What Alaya Dawn Johnson does is paint for us a very disturbing tale of Washington DC values. Her main character Emily Bird attends a high end prep school in DC. She is the daughter of extremely rich, DC academic elitists who together invent a virus to be used as a biological-weapon, but the disease is accidentally unleashed on the west coast and decimates millions and millions of people as it quickly spreads through the US and the rest of the world, starting a war when the US blames another small country for its own mishandling.
However, as a Washington elitist and a Game Maker's daughter, Emily does not worry about the rest of the world, she does not sacrifice to bring down the tyranny, nor does she act heroically to stop the spread of the disease. Instead, she gets the vaccine and continues to live within her social sphere the way many young women spent their days in a king's Court back in days of yore, conniving for personal gain and surviving intrigue for personal survival and the personal survival of family members. Emily, not knowing her parents are the perps, investigates where the disease might come from, but she does so without any worry or fear for those outside her own circle of DC friends and DC family. (Arguably not all of her family members are top elitists, but they are still living comfortably in the most high end city on the planet.) The only concern she feels for anyone outside of her circle is her concern for Stanford where she is thinking of going to college, but even then her concern is not for the people dying at Stanford so much as her concern that Stanford as an institution might be shut down and she won't get to go there to get away from her mother's control.

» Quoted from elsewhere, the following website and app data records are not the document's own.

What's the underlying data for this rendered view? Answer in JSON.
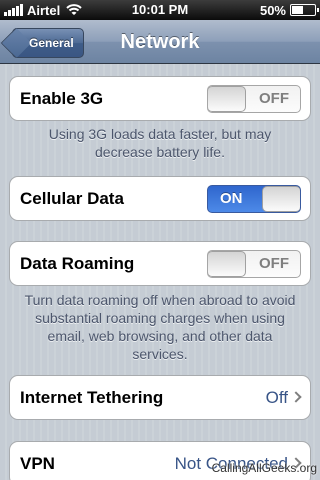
{
  "status_bar": {
    "carrier": "Airtel",
    "time": "10:01 PM",
    "battery_percent": "50%",
    "battery_level": 0.5,
    "signal_icon": "signal-bars-icon",
    "wifi_icon": "wifi-icon"
  },
  "nav": {
    "back_label": "General",
    "title": "Network"
  },
  "settings": {
    "enable_3g": {
      "label": "Enable 3G",
      "state": "OFF"
    },
    "enable_3g_note": "Using 3G loads data faster, but may decrease battery life.",
    "cellular_data": {
      "label": "Cellular Data",
      "state": "ON"
    },
    "data_roaming": {
      "label": "Data Roaming",
      "state": "OFF"
    },
    "data_roaming_note": "Turn data roaming off when abroad to avoid substantial roaming charges when using email, web browsing, and other data services.",
    "internet_tethering": {
      "label": "Internet Tethering",
      "value": "Off"
    },
    "vpn": {
      "label": "VPN",
      "value": "Not Connected"
    }
  },
  "watermark": "CallingAllGeeks.org",
  "colors": {
    "toggle_on": "#3b74dc",
    "nav_bar": "#6d84a2",
    "value_text": "#385487",
    "background": "#c5ccd4"
  }
}
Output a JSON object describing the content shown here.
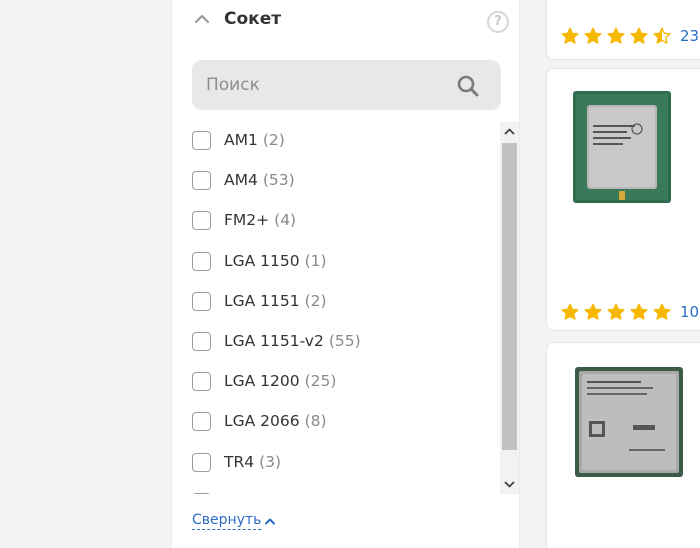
{
  "filter": {
    "title": "Сокет",
    "help_glyph": "?",
    "search": {
      "placeholder": "Поиск",
      "value": ""
    },
    "options": [
      {
        "name": "AM1",
        "count": "(2)"
      },
      {
        "name": "AM4",
        "count": "(53)"
      },
      {
        "name": "FM2+",
        "count": "(4)"
      },
      {
        "name": "LGA 1150",
        "count": "(1)"
      },
      {
        "name": "LGA 1151",
        "count": "(2)"
      },
      {
        "name": "LGA 1151-v2",
        "count": "(55)"
      },
      {
        "name": "LGA 1200",
        "count": "(25)"
      },
      {
        "name": "LGA 2066",
        "count": "(8)"
      },
      {
        "name": "TR4",
        "count": "(3)"
      }
    ],
    "collapse_label": "Свернуть",
    "scroll_position": 0.06,
    "scroll_visible_fraction": 0.92
  },
  "products": [
    {
      "rating": 4.5,
      "reviews": "23"
    },
    {
      "rating": 5,
      "reviews": "10"
    },
    {
      "rating": null,
      "reviews": ""
    }
  ],
  "colors": {
    "accent_link": "#2a6cc7",
    "star": "#f6b800",
    "panel_bg": "#ffffff",
    "page_bg": "#f3f3f3"
  },
  "icons": [
    "chevron-up-icon",
    "help-icon",
    "search-icon",
    "scroll-up-arrow-icon",
    "scroll-down-arrow-icon",
    "star-icon"
  ]
}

Once her own family survives and Emily discovers her parent's secret, she does nothing with the information outside of saving her own boyfriend. That's the point the reader fully realizes that the whole apocalypse serves as a backdrop to her family struggles rather than being the truth of her heroism. She sits on the information and justifies her parents' role in killing millions of people because they are academics and we, the readers, are taught that DC academic elitists are untouchable because that's just their job and they, like most DC academic elitists, share no culpability for their stupid mistakes or attempts to hide their stupid mistakes. It's their job not to question the ethics of their work as they live high on the hog with tax payer money. Emily doesn't even stop the war that the US wages blaming another country for their deeds and in the month that passes as she waits for the truth to come out some other way, thousands die in battles and the US decimates another country.
Another theme running through the book is the acceptance of drug use, which the author does make very believable. Once upon a time, English Ladies of the British Empire turned to opium to dull the guilt they felt at making beautiful dresses out of slave-grown cotton and the guilt of living off the excesses afforded them via the slave trade in the West Indies. The author makes it very believable that the DC elitists of this book certainly need the same guilt-alleviation in order to live as they do and someone must provide that for them. The drug dealers are made out to be the heroes of the tyrant class, providing a balm to their first world problems.
In the end, Emily Bird embarks on a tour of Europe, a tour paid for entirely by her parents' blood-ridden bank accounts. She celebrates the fact that a few politicians were going to be blamed, a few more (also responsible for the Pandemic) were going to take their place, and her parents were going to continue to do more research and continue to get paid by what's left of the US taxpayers. Throughout the book, the author plays with the idea that Emily is switching her name to Bird so that she can rise above the clutches of her mother, but I would argue that the real transformation is that Emily grows into a Hawk, fully acclimated to the community that raises her and ready to fly as they fly, swoop as they swoop, and prey as they prey.